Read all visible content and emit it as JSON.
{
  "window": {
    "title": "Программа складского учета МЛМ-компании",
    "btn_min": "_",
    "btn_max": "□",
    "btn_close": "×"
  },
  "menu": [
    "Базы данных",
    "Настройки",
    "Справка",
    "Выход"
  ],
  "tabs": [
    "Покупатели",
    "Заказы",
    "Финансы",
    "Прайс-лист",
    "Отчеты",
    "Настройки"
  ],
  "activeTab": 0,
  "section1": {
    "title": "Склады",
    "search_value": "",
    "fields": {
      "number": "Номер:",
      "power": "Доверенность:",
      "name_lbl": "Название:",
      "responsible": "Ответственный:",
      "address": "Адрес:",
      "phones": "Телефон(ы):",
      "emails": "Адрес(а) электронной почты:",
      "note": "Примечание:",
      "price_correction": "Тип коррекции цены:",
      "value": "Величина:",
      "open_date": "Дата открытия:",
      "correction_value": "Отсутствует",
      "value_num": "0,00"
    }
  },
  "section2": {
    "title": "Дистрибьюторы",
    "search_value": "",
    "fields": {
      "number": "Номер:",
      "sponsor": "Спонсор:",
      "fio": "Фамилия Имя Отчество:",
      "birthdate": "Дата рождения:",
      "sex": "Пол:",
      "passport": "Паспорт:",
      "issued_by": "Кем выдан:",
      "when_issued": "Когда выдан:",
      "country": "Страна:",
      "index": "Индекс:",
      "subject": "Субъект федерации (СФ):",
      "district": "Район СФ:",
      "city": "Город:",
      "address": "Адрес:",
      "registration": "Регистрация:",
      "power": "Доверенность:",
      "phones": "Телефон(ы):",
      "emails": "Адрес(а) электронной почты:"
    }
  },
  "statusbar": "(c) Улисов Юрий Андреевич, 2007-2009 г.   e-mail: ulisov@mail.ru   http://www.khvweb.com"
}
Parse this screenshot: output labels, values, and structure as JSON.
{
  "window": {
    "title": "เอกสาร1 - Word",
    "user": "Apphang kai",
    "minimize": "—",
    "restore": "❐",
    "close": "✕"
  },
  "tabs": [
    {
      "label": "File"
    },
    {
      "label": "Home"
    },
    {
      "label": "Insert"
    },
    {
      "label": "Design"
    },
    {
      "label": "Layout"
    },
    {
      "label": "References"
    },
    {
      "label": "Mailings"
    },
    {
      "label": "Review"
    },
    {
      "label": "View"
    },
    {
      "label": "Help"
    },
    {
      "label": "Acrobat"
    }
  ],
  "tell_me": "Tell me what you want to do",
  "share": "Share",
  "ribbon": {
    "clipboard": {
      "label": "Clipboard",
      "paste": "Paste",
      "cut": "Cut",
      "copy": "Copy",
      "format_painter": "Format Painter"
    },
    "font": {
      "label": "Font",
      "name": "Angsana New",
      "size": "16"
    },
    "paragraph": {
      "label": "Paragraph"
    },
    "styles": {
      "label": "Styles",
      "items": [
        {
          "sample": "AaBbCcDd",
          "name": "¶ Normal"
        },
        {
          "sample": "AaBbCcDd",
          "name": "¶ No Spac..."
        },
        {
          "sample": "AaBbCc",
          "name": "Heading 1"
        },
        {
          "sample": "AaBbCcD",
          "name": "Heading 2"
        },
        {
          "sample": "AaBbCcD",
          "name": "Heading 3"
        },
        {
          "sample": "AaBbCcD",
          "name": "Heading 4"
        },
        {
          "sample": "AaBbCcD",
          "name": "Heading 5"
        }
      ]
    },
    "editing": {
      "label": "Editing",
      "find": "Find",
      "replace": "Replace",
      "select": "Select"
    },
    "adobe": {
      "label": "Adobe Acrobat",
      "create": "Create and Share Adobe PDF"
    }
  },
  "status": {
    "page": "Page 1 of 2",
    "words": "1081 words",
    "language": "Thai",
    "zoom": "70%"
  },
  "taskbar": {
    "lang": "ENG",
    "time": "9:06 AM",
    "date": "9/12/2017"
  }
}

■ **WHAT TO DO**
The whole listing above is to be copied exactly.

■ **TASK ANSWER**
Read all visible content and emit it as JSON.
{
  "window": {
    "title": "Программа складского учета МЛМ-компании",
    "btn_min": "_",
    "btn_max": "□",
    "btn_close": "×"
  },
  "menu": [
    "Базы данных",
    "Настройки",
    "Справка",
    "Выход"
  ],
  "tabs": [
    "Покупатели",
    "Заказы",
    "Финансы",
    "Прайс-лист",
    "Отчеты",
    "Настройки"
  ],
  "activeTab": 0,
  "section1": {
    "title": "Склады",
    "search_value": "",
    "fields": {
      "number": "Номер:",
      "power": "Доверенность:",
      "name_lbl": "Название:",
      "responsible": "Ответственный:",
      "address": "Адрес:",
      "phones": "Телефон(ы):",
      "emails": "Адрес(а) электронной почты:",
      "note": "Примечание:",
      "price_correction": "Тип коррекции цены:",
      "value": "Величина:",
      "open_date": "Дата открытия:",
      "correction_value": "Отсутствует",
      "value_num": "0,00"
    }
  },
  "section2": {
    "title": "Дистрибьюторы",
    "search_value": "",
    "fields": {
      "number": "Номер:",
      "sponsor": "Спонсор:",
      "fio": "Фамилия Имя Отчество:",
      "birthdate": "Дата рождения:",
      "sex": "Пол:",
      "passport": "Паспорт:",
      "issued_by": "Кем выдан:",
      "when_issued": "Когда выдан:",
      "country": "Страна:",
      "index": "Индекс:",
      "subject": "Субъект федерации (СФ):",
      "district": "Район СФ:",
      "city": "Город:",
      "address": "Адрес:",
      "registration": "Регистрация:",
      "power": "Доверенность:",
      "phones": "Телефон(ы):",
      "emails": "Адрес(а) электронной почты:"
    }
  },
  "statusbar": "(c) Улисов Юрий Андреевич, 2007-2009 г.   e-mail: ulisov@mail.ru   http://www.khvweb.com"
}
Parse this screenshot: output labels, values, and structure as JSON.
{
  "window": {
    "title": "เอกสาร1 - Word",
    "user": "Apphang kai",
    "minimize": "—",
    "restore": "❐",
    "close": "✕"
  },
  "tabs": [
    {
      "label": "File"
    },
    {
      "label": "Home"
    },
    {
      "label": "Insert"
    },
    {
      "label": "Design"
    },
    {
      "label": "Layout"
    },
    {
      "label": "References"
    },
    {
      "label": "Mailings"
    },
    {
      "label": "Review"
    },
    {
      "label": "View"
    },
    {
      "label": "Help"
    },
    {
      "label": "Acrobat"
    }
  ],
  "tell_me": "Tell me what you want to do",
  "share": "Share",
  "ribbon": {
    "clipboard": {
      "label": "Clipboard",
      "paste": "Paste",
      "cut": "Cut",
      "copy": "Copy",
      "format_painter": "Format Painter"
    },
    "font": {
      "label": "Font",
      "name": "Angsana New",
      "size": "16"
    },
    "paragraph": {
      "label": "Paragraph"
    },
    "styles": {
      "label": "Styles",
      "items": [
        {
          "sample": "AaBbCcDd",
          "name": "¶ Normal"
        },
        {
          "sample": "AaBbCcDd",
          "name": "¶ No Spac..."
        },
        {
          "sample": "AaBbCc",
          "name": "Heading 1"
        },
        {
          "sample": "AaBbCcD",
          "name": "Heading 2"
        },
        {
          "sample": "AaBbCcD",
          "name": "Heading 3"
        },
        {
          "sample": "AaBbCcD",
          "name": "Heading 4"
        },
        {
          "sample": "AaBbCcD",
          "name": "Heading 5"
        }
      ]
    },
    "editing": {
      "label": "Editing",
      "find": "Find",
      "replace": "Replace",
      "select": "Select"
    },
    "adobe": {
      "label": "Adobe Acrobat",
      "create": "Create and Share Adobe PDF"
    }
  },
  "status": {
    "page": "Page 1 of 2",
    "words": "1081 words",
    "language": "Thai",
    "zoom": "70%"
  },
  "taskbar": {
    "lang": "ENG",
    "time": "9:06 AM",
    "date": "9/12/2017"
  }
}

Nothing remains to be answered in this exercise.